I don't think it was a good year either. Jeez... This year I planted a larger variety of plants then I ever have before. Some of the plants died before they could even produce fruit. Even my old standards didn't do well, I'm not writing off any of this year's varieties. I really hope none of us have to go through another summer like this last one.
Terri-I didn't realize what you meant by your northern garden. That's really northern!
1lisac, yeah! I loved my house up there, but there wasn't much space between the houses and I was cold almost all the time. When DH suggested we sell and move the business to a more small-business- friendly state I said I wanted someplace warm but still with fall and winter. Just not as long or cold winter. And someplace where we could afford to have some land out in the country so my neighbors would not be leaning over the fence and telling me whatever I was doing was wrong or whatever. So we moved to Texas!
Smart Gardener is a free online service we just launched last May that makes planning a garden really easy and convenient. You drag and drop garden beds to layout your garden and it helps you find plants (from the vendors mentioned) perfect for your location, growing conditions and time of year. Then it generates an intelligent plan based on the size of your household and even sends you weekly To Dos created just for your garden. It also has Garden Journal that can keep track for you! Check it out and give us feedback! http://www.smartgardener.com
BTW We offer over 700 heirloom, non-GMO seeds too. We've partnered with Peaceful Valley (groworganic.com), Baker Creek Heirlooms (Rareseeds.com) and Southern Exposure Seed Exchange (southernexposure.com).

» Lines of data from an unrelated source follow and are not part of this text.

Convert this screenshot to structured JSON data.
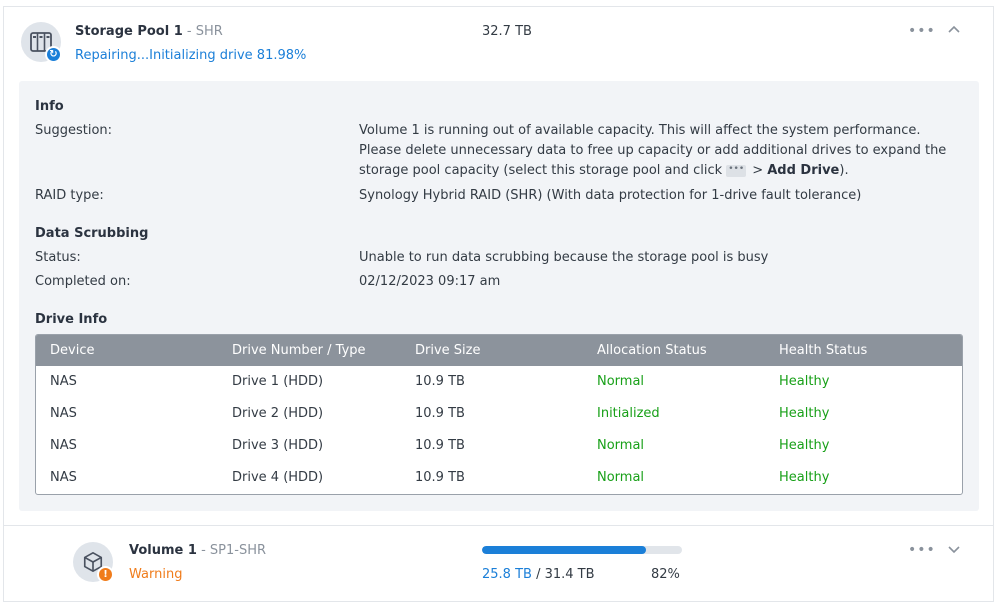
{
  "storage_pool": {
    "name": "Storage Pool 1",
    "separator": " - ",
    "type": "SHR",
    "status": "Repairing...Initializing drive 81.98%",
    "capacity": "32.7 TB",
    "icon": "storage-pool-icon",
    "status_badge_icon": "sync-icon"
  },
  "info": {
    "section_title": "Info",
    "suggestion_label": "Suggestion:",
    "suggestion_text_1": "Volume 1 is running out of available capacity. This will affect the system performance. Please delete unnecessary data to free up capacity or add additional drives to expand the storage pool capacity (select this storage pool and click",
    "suggestion_more_glyph": "•••",
    "suggestion_arrow": "> ",
    "suggestion_action": "Add Drive",
    "suggestion_end": ").",
    "raid_label": "RAID type:",
    "raid_value": "Synology Hybrid RAID (SHR) (With data protection for 1-drive fault tolerance)"
  },
  "scrubbing": {
    "section_title": "Data Scrubbing",
    "status_label": "Status:",
    "status_value": "Unable to run data scrubbing because the storage pool is busy",
    "completed_label": "Completed on:",
    "completed_value": "02/12/2023 09:17 am"
  },
  "drive_info": {
    "section_title": "Drive Info",
    "columns": [
      "Device",
      "Drive Number / Type",
      "Drive Size",
      "Allocation Status",
      "Health Status"
    ],
    "rows": [
      {
        "device": "NAS",
        "drive": "Drive 1 (HDD)",
        "size": "10.9 TB",
        "allocation": "Normal",
        "health": "Healthy"
      },
      {
        "device": "NAS",
        "drive": "Drive 2 (HDD)",
        "size": "10.9 TB",
        "allocation": "Initialized",
        "health": "Healthy"
      },
      {
        "device": "NAS",
        "drive": "Drive 3 (HDD)",
        "size": "10.9 TB",
        "allocation": "Normal",
        "health": "Healthy"
      },
      {
        "device": "NAS",
        "drive": "Drive 4 (HDD)",
        "size": "10.9 TB",
        "allocation": "Normal",
        "health": "Healthy"
      }
    ]
  },
  "volume": {
    "name": "Volume 1",
    "separator": " - ",
    "type": "SP1-SHR",
    "status": "Warning",
    "used": "25.8 TB",
    "usage_separator": " / ",
    "total": "31.4 TB",
    "percent": "82%",
    "usage_fraction": 0.82,
    "icon": "volume-cube-icon",
    "status_badge_icon": "warning-icon"
  },
  "colors": {
    "accent": "#1b7fd8",
    "healthy": "#18a018",
    "warning": "#f07c1b"
  }
}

Thanks, Kristee, for sharing your Smart Gardener Link. I will check it out. I have long standing friends with several of the Baker Creek folks and Ira Wallace is my dear friend at Southern Exposure Seed Exchange. I see her each Fall when she visits us in Kentucky at our October Seed Swap! You are more than welcome to come!